There were five of them. Four were men, one a woman, and all looked equally strange to us, covered as they were in cloth and decorations we'd never seen. They spoke a language that flowed like water, quiet and rushed, and repeated the same three words over and over: Psah-ret-ish-spy-trit-si. Yet-bi-pul-uir-tyt-retsi. Puy-tah-yit. They spell them differently, as I now know, but this is how they sounded to me. I know now also that they mean, "Mariners. Peace. Explorers.," but at the time, we knew only that they seemed friendly. We could see no weapons, though I am certain they would have had them in hand the moment we looked dangerous - but two younglings dressed in furs and our traditional wuiybaa makeup are not the most threatening people.

I attempted to hail them as I had been taught by my mother: "Ba wuiybaa debsaz iz, lab baya pa zboullazz." (The kyurtee watches, let there be stillness). One of the men, a spare type with hair the colour of a hawk's yellow-white underfeathers, moved toward me, his eyes narrowed in thought.
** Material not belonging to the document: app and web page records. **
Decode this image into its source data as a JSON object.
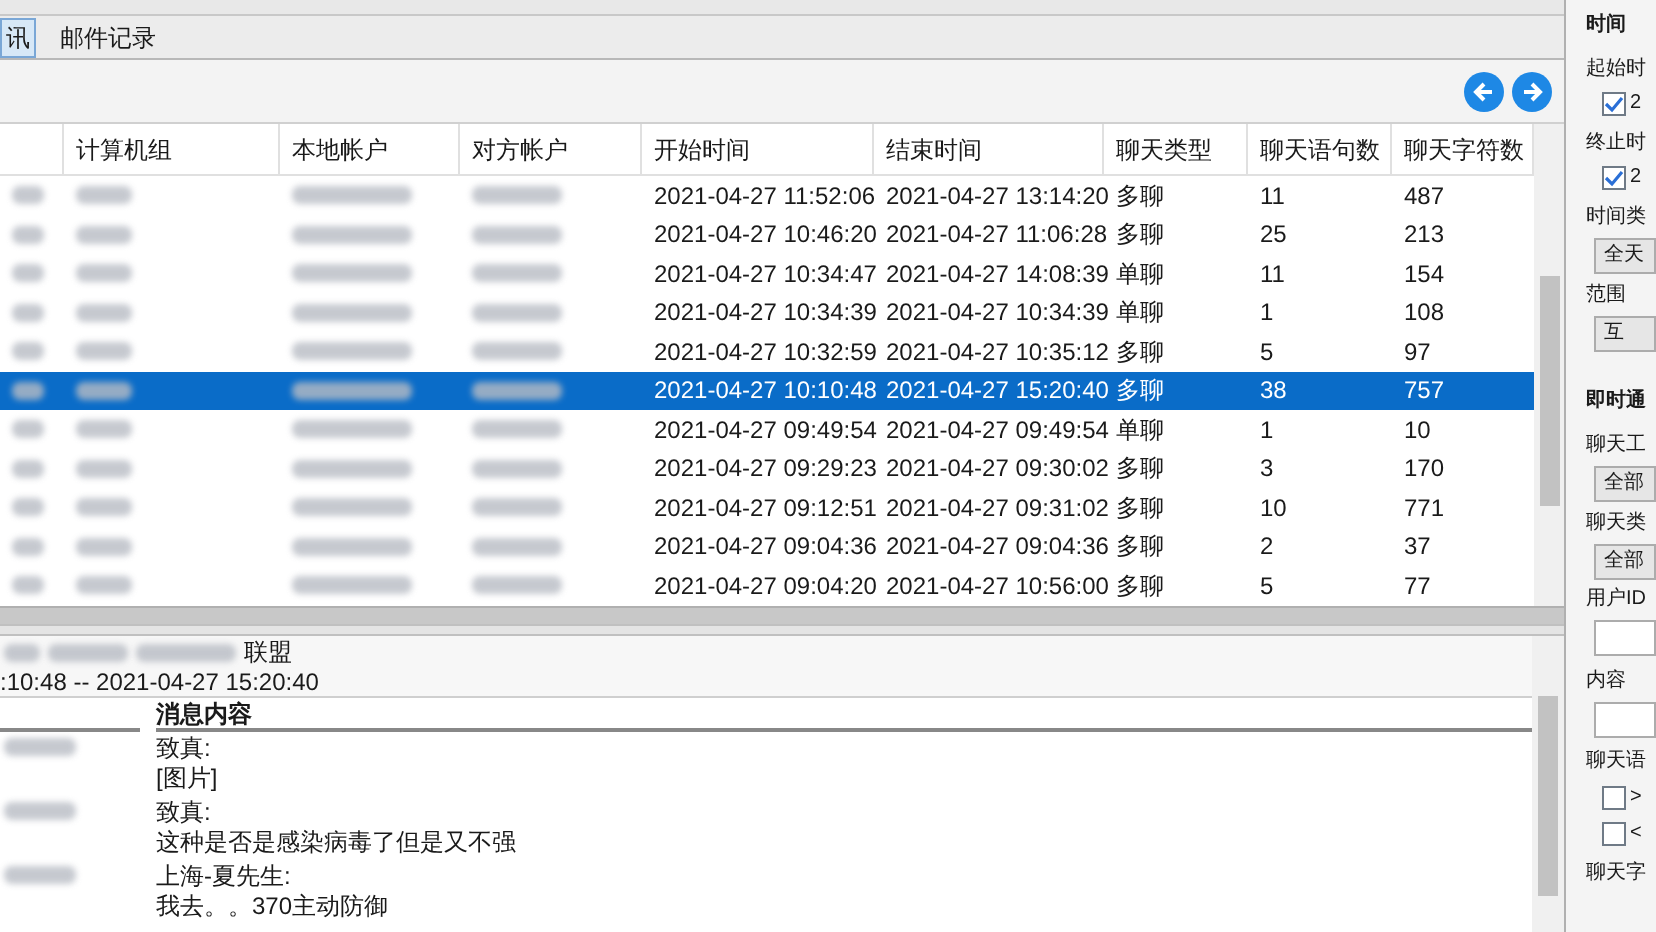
{
  "tabs": [
    {
      "label": "讯",
      "selected": true
    },
    {
      "label": "邮件记录",
      "selected": false
    }
  ],
  "table": {
    "columns": [
      "计算机组",
      "本地帐户",
      "对方帐户",
      "开始时间",
      "结束时间",
      "聊天类型",
      "聊天语句数",
      "聊天字符数"
    ],
    "rows": [
      {
        "selected": false,
        "start": "2021-04-27 11:52:06",
        "end": "2021-04-27 13:14:20",
        "type": "多聊",
        "sentences": "11",
        "chars": "487"
      },
      {
        "selected": false,
        "start": "2021-04-27 10:46:20",
        "end": "2021-04-27 11:06:28",
        "type": "多聊",
        "sentences": "25",
        "chars": "213"
      },
      {
        "selected": false,
        "start": "2021-04-27 10:34:47",
        "end": "2021-04-27 14:08:39",
        "type": "单聊",
        "sentences": "11",
        "chars": "154"
      },
      {
        "selected": false,
        "start": "2021-04-27 10:34:39",
        "end": "2021-04-27 10:34:39",
        "type": "单聊",
        "sentences": "1",
        "chars": "108"
      },
      {
        "selected": false,
        "start": "2021-04-27 10:32:59",
        "end": "2021-04-27 10:35:12",
        "type": "多聊",
        "sentences": "5",
        "chars": "97"
      },
      {
        "selected": true,
        "start": "2021-04-27 10:10:48",
        "end": "2021-04-27 15:20:40",
        "type": "多聊",
        "sentences": "38",
        "chars": "757"
      },
      {
        "selected": false,
        "start": "2021-04-27 09:49:54",
        "end": "2021-04-27 09:49:54",
        "type": "单聊",
        "sentences": "1",
        "chars": "10"
      },
      {
        "selected": false,
        "start": "2021-04-27 09:29:23",
        "end": "2021-04-27 09:30:02",
        "type": "多聊",
        "sentences": "3",
        "chars": "170"
      },
      {
        "selected": false,
        "start": "2021-04-27 09:12:51",
        "end": "2021-04-27 09:31:02",
        "type": "多聊",
        "sentences": "10",
        "chars": "771"
      },
      {
        "selected": false,
        "start": "2021-04-27 09:04:36",
        "end": "2021-04-27 09:04:36",
        "type": "多聊",
        "sentences": "2",
        "chars": "37"
      },
      {
        "selected": false,
        "start": "2021-04-27 09:04:20",
        "end": "2021-04-27 10:56:00",
        "type": "多聊",
        "sentences": "5",
        "chars": "77"
      }
    ]
  },
  "detail": {
    "title_suffix": "联盟",
    "time_range": ":10:48 -- 2021-04-27 15:20:40",
    "content_header": "消息内容",
    "messages": [
      {
        "sender": "致真:",
        "text": "[图片]"
      },
      {
        "sender": "致真:",
        "text": "这种是否是感染病毒了但是又不强"
      },
      {
        "sender": "上海-夏先生:",
        "text": "我去。。370主动防御"
      }
    ]
  },
  "filter_panel": {
    "time_header": "时间",
    "start_label": "起始时",
    "start_checked": true,
    "start_value": "2",
    "end_label": "终止时",
    "end_checked": true,
    "end_value": "2",
    "time_type_label": "时间类",
    "time_type_value": "全天",
    "range_label": "范围",
    "range_value": "互",
    "im_header": "即时通",
    "tool_label": "聊天工",
    "tool_value": "全部",
    "chat_type_label": "聊天类",
    "chat_type_value": "全部",
    "user_label": "用户ID",
    "content_label": "内容",
    "sentences_label": "聊天语",
    "sentence_filters": [
      {
        "op": ">",
        "checked": false
      },
      {
        "op": "<",
        "checked": false
      }
    ],
    "chars_label": "聊天字"
  }
}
We then had a most awkward conversation, broken as any could be, as he attempted to speak to me with a mixture of the plains tongue and his own.

"You ahrtyt Plainsiyahl, yes? We ahrtyt from Havena, ahrtuisi od northern sea, and have been... yitbepului... exploring. We ahrtyt peaceful, and iyish to learn. I ahp Amene E'Saebaesan." He paused to tap an embroidered spot on his jacket which looked rather like a snake, wearing an expression of obvious pride; I had no idea why, but since I thought I understood his message well enough, I smiled and replied anyway.

"I am Graie'da, brother of Zi-Zwu -" I gestured to her, noticing the look of awe on her face as I did, "- and son of Ba Daareouch Wuiybaa sect. Welcome to Ayb. My family is friendly, but only with those who are friendly toward us." I gathered myself up, attempting to look fierce, but Amene merely frowned for several long moments, then grinned.

"We ahrtyt friends with Ba Buyee sect. We met odytps east of here, and spent" - he raised two long fingers - "oiyui months. That is where I learned siuipsyt of your speech. Would you take us to your people?" His last sentence was obviously well-practiced; perhaps they had expected to find a large and angry group of us, and asked our kin for advice on how best to avoid our spears. I looked at Zi-Zwu; she shrugged, though her eyes were excited, then she said, "Let us go." I made the call of slight alarm - two quick cries, followed by a longer chant - so that our family would be ready, and beckoned to Amene and the four standing nervously behind him.

So it was that Ba Daareouch Wuiybaa met the Mariners.